# ABOUT THIS EXERCISE
The whole listing below needs to be retyped without a single change.

# DATA SUPPLIED
··········
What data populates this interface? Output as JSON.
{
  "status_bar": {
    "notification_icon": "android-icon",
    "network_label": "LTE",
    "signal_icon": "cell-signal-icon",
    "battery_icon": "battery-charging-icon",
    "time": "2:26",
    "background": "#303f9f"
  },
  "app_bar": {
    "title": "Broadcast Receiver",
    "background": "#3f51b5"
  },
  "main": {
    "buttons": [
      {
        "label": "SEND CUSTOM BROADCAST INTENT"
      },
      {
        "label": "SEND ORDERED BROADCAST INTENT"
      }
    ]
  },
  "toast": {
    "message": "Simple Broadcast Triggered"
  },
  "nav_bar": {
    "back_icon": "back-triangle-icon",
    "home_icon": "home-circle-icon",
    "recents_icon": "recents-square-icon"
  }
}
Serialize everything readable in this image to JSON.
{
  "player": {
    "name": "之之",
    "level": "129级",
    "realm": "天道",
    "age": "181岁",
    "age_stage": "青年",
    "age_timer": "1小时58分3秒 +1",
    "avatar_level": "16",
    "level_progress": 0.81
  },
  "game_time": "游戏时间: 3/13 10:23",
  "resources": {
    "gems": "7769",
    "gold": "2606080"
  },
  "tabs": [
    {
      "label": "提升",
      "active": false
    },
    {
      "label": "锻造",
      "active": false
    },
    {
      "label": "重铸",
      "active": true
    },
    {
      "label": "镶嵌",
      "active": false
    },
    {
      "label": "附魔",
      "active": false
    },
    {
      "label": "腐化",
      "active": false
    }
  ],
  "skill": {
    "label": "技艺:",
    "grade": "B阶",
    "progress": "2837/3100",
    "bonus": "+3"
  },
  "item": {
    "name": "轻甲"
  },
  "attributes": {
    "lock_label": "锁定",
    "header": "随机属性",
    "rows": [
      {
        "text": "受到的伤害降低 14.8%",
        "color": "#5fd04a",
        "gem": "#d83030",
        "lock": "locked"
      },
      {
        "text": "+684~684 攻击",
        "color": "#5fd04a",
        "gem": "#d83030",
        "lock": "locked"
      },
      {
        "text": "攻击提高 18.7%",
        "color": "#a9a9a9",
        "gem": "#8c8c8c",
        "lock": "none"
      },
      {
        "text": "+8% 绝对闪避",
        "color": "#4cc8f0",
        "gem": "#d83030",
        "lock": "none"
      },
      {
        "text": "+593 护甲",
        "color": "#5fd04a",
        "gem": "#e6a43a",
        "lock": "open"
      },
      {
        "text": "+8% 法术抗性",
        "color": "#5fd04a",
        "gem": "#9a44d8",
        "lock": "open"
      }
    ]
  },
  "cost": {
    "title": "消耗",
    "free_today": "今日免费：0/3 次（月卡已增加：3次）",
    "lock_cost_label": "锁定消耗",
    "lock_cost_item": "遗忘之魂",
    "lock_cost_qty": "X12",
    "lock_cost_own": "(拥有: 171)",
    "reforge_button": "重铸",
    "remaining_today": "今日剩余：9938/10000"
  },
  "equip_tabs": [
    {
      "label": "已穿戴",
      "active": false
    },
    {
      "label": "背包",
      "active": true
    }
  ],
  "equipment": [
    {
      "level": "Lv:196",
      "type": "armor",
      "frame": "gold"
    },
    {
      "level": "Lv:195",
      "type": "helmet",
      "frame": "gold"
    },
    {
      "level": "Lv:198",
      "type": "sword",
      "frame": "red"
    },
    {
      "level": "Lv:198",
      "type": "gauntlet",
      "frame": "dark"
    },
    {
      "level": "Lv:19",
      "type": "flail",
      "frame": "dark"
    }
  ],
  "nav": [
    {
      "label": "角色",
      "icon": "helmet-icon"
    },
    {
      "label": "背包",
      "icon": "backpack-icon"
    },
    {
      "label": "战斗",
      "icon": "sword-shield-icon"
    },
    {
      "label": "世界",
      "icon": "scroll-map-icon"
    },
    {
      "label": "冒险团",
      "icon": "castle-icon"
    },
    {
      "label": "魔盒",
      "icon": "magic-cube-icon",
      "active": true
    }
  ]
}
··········
# WRITTEN ANSWER
What data populates this interface? Output as JSON.
{
  "status_bar": {
    "notification_icon": "android-icon",
    "network_label": "LTE",
    "signal_icon": "cell-signal-icon",
    "battery_icon": "battery-charging-icon",
    "time": "2:26",
    "background": "#303f9f"
  },
  "app_bar": {
    "title": "Broadcast Receiver",
    "background": "#3f51b5"
  },
  "main": {
    "buttons": [
      {
        "label": "SEND CUSTOM BROADCAST INTENT"
      },
      {
        "label": "SEND ORDERED BROADCAST INTENT"
      }
    ]
  },
  "toast": {
    "message": "Simple Broadcast Triggered"
  },
  "nav_bar": {
    "back_icon": "back-triangle-icon",
    "home_icon": "home-circle-icon",
    "recents_icon": "recents-square-icon"
  }
}
Serialize everything readable in this image to JSON.
{
  "player": {
    "name": "之之",
    "level": "129级",
    "realm": "天道",
    "age": "181岁",
    "age_stage": "青年",
    "age_timer": "1小时58分3秒 +1",
    "avatar_level": "16",
    "level_progress": 0.81
  },
  "game_time": "游戏时间: 3/13 10:23",
  "resources": {
    "gems": "7769",
    "gold": "2606080"
  },
  "tabs": [
    {
      "label": "提升",
      "active": false
    },
    {
      "label": "锻造",
      "active": false
    },
    {
      "label": "重铸",
      "active": true
    },
    {
      "label": "镶嵌",
      "active": false
    },
    {
      "label": "附魔",
      "active": false
    },
    {
      "label": "腐化",
      "active": false
    }
  ],
  "skill": {
    "label": "技艺:",
    "grade": "B阶",
    "progress": "2837/3100",
    "bonus": "+3"
  },
  "item": {
    "name": "轻甲"
  },
  "attributes": {
    "lock_label": "锁定",
    "header": "随机属性",
    "rows": [
      {
        "text": "受到的伤害降低 14.8%",
        "color": "#5fd04a",
        "gem": "#d83030",
        "lock": "locked"
      },
      {
        "text": "+684~684 攻击",
        "color": "#5fd04a",
        "gem": "#d83030",
        "lock": "locked"
      },
      {
        "text": "攻击提高 18.7%",
        "color": "#a9a9a9",
        "gem": "#8c8c8c",
        "lock": "none"
      },
      {
        "text": "+8% 绝对闪避",
        "color": "#4cc8f0",
        "gem": "#d83030",
        "lock": "none"
      },
      {
        "text": "+593 护甲",
        "color": "#5fd04a",
        "gem": "#e6a43a",
        "lock": "open"
      },
      {
        "text": "+8% 法术抗性",
        "color": "#5fd04a",
        "gem": "#9a44d8",
        "lock": "open"
      }
    ]
  },
  "cost": {
    "title": "消耗",
    "free_today": "今日免费：0/3 次（月卡已增加：3次）",
    "lock_cost_label": "锁定消耗",
    "lock_cost_item": "遗忘之魂",
    "lock_cost_qty": "X12",
    "lock_cost_own": "(拥有: 171)",
    "reforge_button": "重铸",
    "remaining_today": "今日剩余：9938/10000"
  },
  "equip_tabs": [
    {
      "label": "已穿戴",
      "active": false
    },
    {
      "label": "背包",
      "active": true
    }
  ],
  "equipment": [
    {
      "level": "Lv:196",
      "type": "armor",
      "frame": "gold"
    },
    {
      "level": "Lv:195",
      "type": "helmet",
      "frame": "gold"
    },
    {
      "level": "Lv:198",
      "type": "sword",
      "frame": "red"
    },
    {
      "level": "Lv:198",
      "type": "gauntlet",
      "frame": "dark"
    },
    {
      "level": "Lv:19",
      "type": "flail",
      "frame": "dark"
    }
  ],
  "nav": [
    {
      "label": "角色",
      "icon": "helmet-icon"
    },
    {
      "label": "背包",
      "icon": "backpack-icon"
    },
    {
      "label": "战斗",
      "icon": "sword-shield-icon"
    },
    {
      "label": "世界",
      "icon": "scroll-map-icon"
    },
    {
      "label": "冒险团",
      "icon": "castle-icon"
    },
    {
      "label": "魔盒",
      "icon": "magic-cube-icon",
      "active": true
    }
  ]
}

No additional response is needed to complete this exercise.